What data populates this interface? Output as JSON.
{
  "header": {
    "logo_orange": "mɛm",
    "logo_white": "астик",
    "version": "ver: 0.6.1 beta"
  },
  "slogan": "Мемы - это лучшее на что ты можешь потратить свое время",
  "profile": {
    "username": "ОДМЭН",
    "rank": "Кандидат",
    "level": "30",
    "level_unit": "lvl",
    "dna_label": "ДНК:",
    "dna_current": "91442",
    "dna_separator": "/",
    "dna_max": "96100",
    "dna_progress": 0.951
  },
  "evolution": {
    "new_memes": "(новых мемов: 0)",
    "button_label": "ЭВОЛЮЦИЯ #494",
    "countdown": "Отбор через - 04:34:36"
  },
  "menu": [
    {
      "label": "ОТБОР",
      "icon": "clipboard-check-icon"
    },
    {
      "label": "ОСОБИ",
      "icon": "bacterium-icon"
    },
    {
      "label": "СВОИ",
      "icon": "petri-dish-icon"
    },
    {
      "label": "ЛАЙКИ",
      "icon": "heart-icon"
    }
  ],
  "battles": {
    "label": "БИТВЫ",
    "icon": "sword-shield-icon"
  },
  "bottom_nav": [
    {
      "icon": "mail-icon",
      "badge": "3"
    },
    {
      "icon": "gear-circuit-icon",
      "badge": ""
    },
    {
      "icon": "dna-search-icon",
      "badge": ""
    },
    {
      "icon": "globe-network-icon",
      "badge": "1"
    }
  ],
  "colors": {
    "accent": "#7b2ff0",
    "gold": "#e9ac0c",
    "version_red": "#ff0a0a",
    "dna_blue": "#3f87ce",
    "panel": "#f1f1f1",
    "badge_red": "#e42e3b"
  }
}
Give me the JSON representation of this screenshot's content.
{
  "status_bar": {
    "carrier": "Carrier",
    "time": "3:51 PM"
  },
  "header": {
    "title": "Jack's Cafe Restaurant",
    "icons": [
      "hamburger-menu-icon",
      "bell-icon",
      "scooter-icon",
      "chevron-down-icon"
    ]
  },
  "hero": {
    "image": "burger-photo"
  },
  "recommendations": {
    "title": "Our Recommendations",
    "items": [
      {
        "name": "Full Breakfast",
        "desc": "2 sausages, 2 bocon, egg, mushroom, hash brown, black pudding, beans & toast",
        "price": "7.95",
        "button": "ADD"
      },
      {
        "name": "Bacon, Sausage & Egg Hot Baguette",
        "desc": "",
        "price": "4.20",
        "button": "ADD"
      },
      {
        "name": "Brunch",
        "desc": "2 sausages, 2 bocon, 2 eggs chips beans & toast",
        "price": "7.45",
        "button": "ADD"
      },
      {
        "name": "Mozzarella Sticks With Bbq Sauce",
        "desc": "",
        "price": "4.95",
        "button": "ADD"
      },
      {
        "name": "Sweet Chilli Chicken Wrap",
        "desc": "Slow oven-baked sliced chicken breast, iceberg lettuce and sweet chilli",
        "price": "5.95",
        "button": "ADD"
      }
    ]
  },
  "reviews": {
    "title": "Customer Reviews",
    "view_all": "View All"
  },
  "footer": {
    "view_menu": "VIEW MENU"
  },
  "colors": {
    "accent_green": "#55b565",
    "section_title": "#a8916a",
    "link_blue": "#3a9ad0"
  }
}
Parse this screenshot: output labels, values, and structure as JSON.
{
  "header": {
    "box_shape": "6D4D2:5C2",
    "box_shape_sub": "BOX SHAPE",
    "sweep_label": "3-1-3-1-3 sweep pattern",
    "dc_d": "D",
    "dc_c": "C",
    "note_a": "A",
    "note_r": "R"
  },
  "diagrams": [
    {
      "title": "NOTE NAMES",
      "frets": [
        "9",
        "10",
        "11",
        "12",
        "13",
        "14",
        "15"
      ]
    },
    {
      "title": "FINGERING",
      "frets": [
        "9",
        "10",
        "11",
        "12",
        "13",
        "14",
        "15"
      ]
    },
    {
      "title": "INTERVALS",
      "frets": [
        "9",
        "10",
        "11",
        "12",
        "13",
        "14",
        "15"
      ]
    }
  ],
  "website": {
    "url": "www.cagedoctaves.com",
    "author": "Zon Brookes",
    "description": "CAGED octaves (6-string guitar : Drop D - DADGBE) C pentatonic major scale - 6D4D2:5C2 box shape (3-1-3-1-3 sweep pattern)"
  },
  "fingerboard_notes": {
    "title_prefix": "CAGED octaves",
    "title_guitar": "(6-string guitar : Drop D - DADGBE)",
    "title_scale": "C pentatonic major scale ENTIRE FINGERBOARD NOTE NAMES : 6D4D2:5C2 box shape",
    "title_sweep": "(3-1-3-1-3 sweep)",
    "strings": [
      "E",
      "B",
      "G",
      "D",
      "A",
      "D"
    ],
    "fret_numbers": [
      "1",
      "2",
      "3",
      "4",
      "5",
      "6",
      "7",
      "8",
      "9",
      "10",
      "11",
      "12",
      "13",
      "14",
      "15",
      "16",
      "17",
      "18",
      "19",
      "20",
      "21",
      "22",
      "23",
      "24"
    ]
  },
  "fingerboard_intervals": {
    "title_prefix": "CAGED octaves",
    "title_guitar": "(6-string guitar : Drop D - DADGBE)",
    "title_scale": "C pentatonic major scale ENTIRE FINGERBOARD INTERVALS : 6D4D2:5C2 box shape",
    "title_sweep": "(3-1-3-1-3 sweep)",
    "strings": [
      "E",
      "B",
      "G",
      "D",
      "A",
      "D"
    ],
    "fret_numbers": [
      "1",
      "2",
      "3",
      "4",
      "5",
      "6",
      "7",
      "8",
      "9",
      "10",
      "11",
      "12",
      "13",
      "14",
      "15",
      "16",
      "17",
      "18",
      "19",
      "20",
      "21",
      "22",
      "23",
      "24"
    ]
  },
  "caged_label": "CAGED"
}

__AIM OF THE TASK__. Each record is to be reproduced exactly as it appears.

__ANSWER TO THIS TASK__.
What data populates this interface? Output as JSON.
{
  "header": {
    "logo_orange": "mɛm",
    "logo_white": "астик",
    "version": "ver: 0.6.1 beta"
  },
  "slogan": "Мемы - это лучшее на что ты можешь потратить свое время",
  "profile": {
    "username": "ОДМЭН",
    "rank": "Кандидат",
    "level": "30",
    "level_unit": "lvl",
    "dna_label": "ДНК:",
    "dna_current": "91442",
    "dna_separator": "/",
    "dna_max": "96100",
    "dna_progress": 0.951
  },
  "evolution": {
    "new_memes": "(новых мемов: 0)",
    "button_label": "ЭВОЛЮЦИЯ #494",
    "countdown": "Отбор через - 04:34:36"
  },
  "menu": [
    {
      "label": "ОТБОР",
      "icon": "clipboard-check-icon"
    },
    {
      "label": "ОСОБИ",
      "icon": "bacterium-icon"
    },
    {
      "label": "СВОИ",
      "icon": "petri-dish-icon"
    },
    {
      "label": "ЛАЙКИ",
      "icon": "heart-icon"
    }
  ],
  "battles": {
    "label": "БИТВЫ",
    "icon": "sword-shield-icon"
  },
  "bottom_nav": [
    {
      "icon": "mail-icon",
      "badge": "3"
    },
    {
      "icon": "gear-circuit-icon",
      "badge": ""
    },
    {
      "icon": "dna-search-icon",
      "badge": ""
    },
    {
      "icon": "globe-network-icon",
      "badge": "1"
    }
  ],
  "colors": {
    "accent": "#7b2ff0",
    "gold": "#e9ac0c",
    "version_red": "#ff0a0a",
    "dna_blue": "#3f87ce",
    "panel": "#f1f1f1",
    "badge_red": "#e42e3b"
  }
}
Give me the JSON representation of this screenshot's content.
{
  "status_bar": {
    "carrier": "Carrier",
    "time": "3:51 PM"
  },
  "header": {
    "title": "Jack's Cafe Restaurant",
    "icons": [
      "hamburger-menu-icon",
      "bell-icon",
      "scooter-icon",
      "chevron-down-icon"
    ]
  },
  "hero": {
    "image": "burger-photo"
  },
  "recommendations": {
    "title": "Our Recommendations",
    "items": [
      {
        "name": "Full Breakfast",
        "desc": "2 sausages, 2 bocon, egg, mushroom, hash brown, black pudding, beans & toast",
        "price": "7.95",
        "button": "ADD"
      },
      {
        "name": "Bacon, Sausage & Egg Hot Baguette",
        "desc": "",
        "price": "4.20",
        "button": "ADD"
      },
      {
        "name": "Brunch",
        "desc": "2 sausages, 2 bocon, 2 eggs chips beans & toast",
        "price": "7.45",
        "button": "ADD"
      },
      {
        "name": "Mozzarella Sticks With Bbq Sauce",
        "desc": "",
        "price": "4.95",
        "button": "ADD"
      },
      {
        "name": "Sweet Chilli Chicken Wrap",
        "desc": "Slow oven-baked sliced chicken breast, iceberg lettuce and sweet chilli",
        "price": "5.95",
        "button": "ADD"
      }
    ]
  },
  "reviews": {
    "title": "Customer Reviews",
    "view_all": "View All"
  },
  "footer": {
    "view_menu": "VIEW MENU"
  },
  "colors": {
    "accent_green": "#55b565",
    "section_title": "#a8916a",
    "link_blue": "#3a9ad0"
  }
}
Parse this screenshot: output labels, values, and structure as JSON.
{
  "header": {
    "box_shape": "6D4D2:5C2",
    "box_shape_sub": "BOX SHAPE",
    "sweep_label": "3-1-3-1-3 sweep pattern",
    "dc_d": "D",
    "dc_c": "C",
    "note_a": "A",
    "note_r": "R"
  },
  "diagrams": [
    {
      "title": "NOTE NAMES",
      "frets": [
        "9",
        "10",
        "11",
        "12",
        "13",
        "14",
        "15"
      ]
    },
    {
      "title": "FINGERING",
      "frets": [
        "9",
        "10",
        "11",
        "12",
        "13",
        "14",
        "15"
      ]
    },
    {
      "title": "INTERVALS",
      "frets": [
        "9",
        "10",
        "11",
        "12",
        "13",
        "14",
        "15"
      ]
    }
  ],
  "website": {
    "url": "www.cagedoctaves.com",
    "author": "Zon Brookes",
    "description": "CAGED octaves (6-string guitar : Drop D - DADGBE) C pentatonic major scale - 6D4D2:5C2 box shape (3-1-3-1-3 sweep pattern)"
  },
  "fingerboard_notes": {
    "title_prefix": "CAGED octaves",
    "title_guitar": "(6-string guitar : Drop D - DADGBE)",
    "title_scale": "C pentatonic major scale ENTIRE FINGERBOARD NOTE NAMES : 6D4D2:5C2 box shape",
    "title_sweep": "(3-1-3-1-3 sweep)",
    "strings": [
      "E",
      "B",
      "G",
      "D",
      "A",
      "D"
    ],
    "fret_numbers": [
      "1",
      "2",
      "3",
      "4",
      "5",
      "6",
      "7",
      "8",
      "9",
      "10",
      "11",
      "12",
      "13",
      "14",
      "15",
      "16",
      "17",
      "18",
      "19",
      "20",
      "21",
      "22",
      "23",
      "24"
    ]
  },
  "fingerboard_intervals": {
    "title_prefix": "CAGED octaves",
    "title_guitar": "(6-string guitar : Drop D - DADGBE)",
    "title_scale": "C pentatonic major scale ENTIRE FINGERBOARD INTERVALS : 6D4D2:5C2 box shape",
    "title_sweep": "(3-1-3-1-3 sweep)",
    "strings": [
      "E",
      "B",
      "G",
      "D",
      "A",
      "D"
    ],
    "fret_numbers": [
      "1",
      "2",
      "3",
      "4",
      "5",
      "6",
      "7",
      "8",
      "9",
      "10",
      "11",
      "12",
      "13",
      "14",
      "15",
      "16",
      "17",
      "18",
      "19",
      "20",
      "21",
      "22",
      "23",
      "24"
    ]
  },
  "caged_label": "CAGED"
}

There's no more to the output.